Scandinavian Collectable Glass
By Sharen Custer, 62days expert
The glassware found in most modern homes today derives its inspiration from designs pioneered in Scandinavia and Denmark. The keynote of work done by designers in those countries was simplicity of lines, efficiency and practicality, combined with good design. It has influenced many European and American interior designers, such as the English Habitat store in the 1980’s, and helped contribute to its worldwide distribution and popularity.
At the beginning of the 20th century the Finnish glassmaking industry was thriving. Architect Alvar Aalto (1898-1976) designed asymmetrical vases in clear green glass for the Iattala Glass Works; Arttu Brummer (1891-1951), who was the director at the School of Arts and Crafts in Helsinki, designed for the Riihimaki Glass Works, and Timo Sarpaneva (1926-2006) also worked for Iattala. Their work was copied by young glass craftsmen all over Europe.
After WWI Sweden took up the lead in glassmaking in Northern Europe and the Orrefors Glass Works reached its peak. The company speciality was extremely well designed glass for everyday use, which was in itself a great innovation of the time.
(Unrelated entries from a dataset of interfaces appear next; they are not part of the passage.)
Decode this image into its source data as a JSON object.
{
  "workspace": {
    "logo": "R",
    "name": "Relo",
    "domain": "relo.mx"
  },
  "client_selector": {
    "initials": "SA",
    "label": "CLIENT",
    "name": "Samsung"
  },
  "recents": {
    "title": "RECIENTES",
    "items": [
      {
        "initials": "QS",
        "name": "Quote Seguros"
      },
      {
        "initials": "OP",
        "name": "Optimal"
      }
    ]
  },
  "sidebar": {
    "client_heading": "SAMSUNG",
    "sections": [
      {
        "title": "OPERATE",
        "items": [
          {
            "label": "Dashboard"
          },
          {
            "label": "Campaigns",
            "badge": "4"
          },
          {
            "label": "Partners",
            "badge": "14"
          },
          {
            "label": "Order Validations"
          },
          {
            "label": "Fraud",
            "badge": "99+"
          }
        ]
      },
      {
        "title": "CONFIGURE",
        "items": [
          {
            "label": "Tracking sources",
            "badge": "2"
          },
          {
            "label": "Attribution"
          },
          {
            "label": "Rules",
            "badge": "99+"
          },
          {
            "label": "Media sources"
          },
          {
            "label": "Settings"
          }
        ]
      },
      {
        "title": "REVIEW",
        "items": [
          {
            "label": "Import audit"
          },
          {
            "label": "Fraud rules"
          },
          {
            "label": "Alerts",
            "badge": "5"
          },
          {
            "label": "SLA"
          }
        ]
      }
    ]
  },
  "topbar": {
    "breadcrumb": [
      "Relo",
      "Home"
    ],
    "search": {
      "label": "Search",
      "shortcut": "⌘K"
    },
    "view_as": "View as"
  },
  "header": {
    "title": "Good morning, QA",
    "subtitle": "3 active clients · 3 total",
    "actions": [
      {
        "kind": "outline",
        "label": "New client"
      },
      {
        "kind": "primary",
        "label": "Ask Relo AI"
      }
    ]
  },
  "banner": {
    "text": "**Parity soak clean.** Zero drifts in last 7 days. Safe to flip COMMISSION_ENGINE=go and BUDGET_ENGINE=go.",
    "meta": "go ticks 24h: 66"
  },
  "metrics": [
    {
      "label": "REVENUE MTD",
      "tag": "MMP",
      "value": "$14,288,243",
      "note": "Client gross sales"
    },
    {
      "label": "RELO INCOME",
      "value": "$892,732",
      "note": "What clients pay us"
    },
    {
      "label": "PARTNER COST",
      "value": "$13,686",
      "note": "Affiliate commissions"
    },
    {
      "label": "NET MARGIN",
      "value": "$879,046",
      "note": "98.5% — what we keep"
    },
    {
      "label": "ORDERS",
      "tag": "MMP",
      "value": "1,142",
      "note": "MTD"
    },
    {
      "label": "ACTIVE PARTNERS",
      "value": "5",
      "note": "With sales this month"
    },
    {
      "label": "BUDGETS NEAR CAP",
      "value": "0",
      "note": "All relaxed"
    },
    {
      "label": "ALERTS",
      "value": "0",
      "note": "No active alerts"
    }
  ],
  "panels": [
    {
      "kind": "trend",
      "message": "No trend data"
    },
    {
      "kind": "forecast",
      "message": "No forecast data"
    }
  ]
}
Its Graal vases (also known as hurricane vases because of the shape) that were developed in 1916 by Simon Gate (1883-1945) are still being made by the company to this very day. Important Graal vases were made by the designer Eva Englund (1937-1998). The name Graal derives from the Holy Grail and the clear glass bowls, often of massive and heavy proportions, were fluidly decorated with cut and etched patterns.
Edvin Ohstrom (1906-1994) worked for Orrefors from 1936 and developed Ariel glass with its embedded air bubbles, which also started a new and very popular trend. Gunnar Cyren (born 1931) developed Pop Age glasses with bands of different colours wrapped around the stem. Other notable Swedish companies were Kosta, which produced cut glass and tableware glass, and Boda, which made glass in progressive modernist designs and eventually merged with Kosta in the 1970’s. In Denmark a famous glassmaker was Jacob Bang (1899-1965) who worked for the Holmegaard Glass Factory. Later on Per Lutken (1916-1998) worked for Hokmegaard as well. Both were and remain major contributors to the influence on the international glass design.
Glass designed by all these makers is available on the collectors market, but the best prices are paid for rare and unusual, limited edition or early pieces. Condition of the items play a central role in its pricing. Any sign of damage or restoration reduced the value significantly.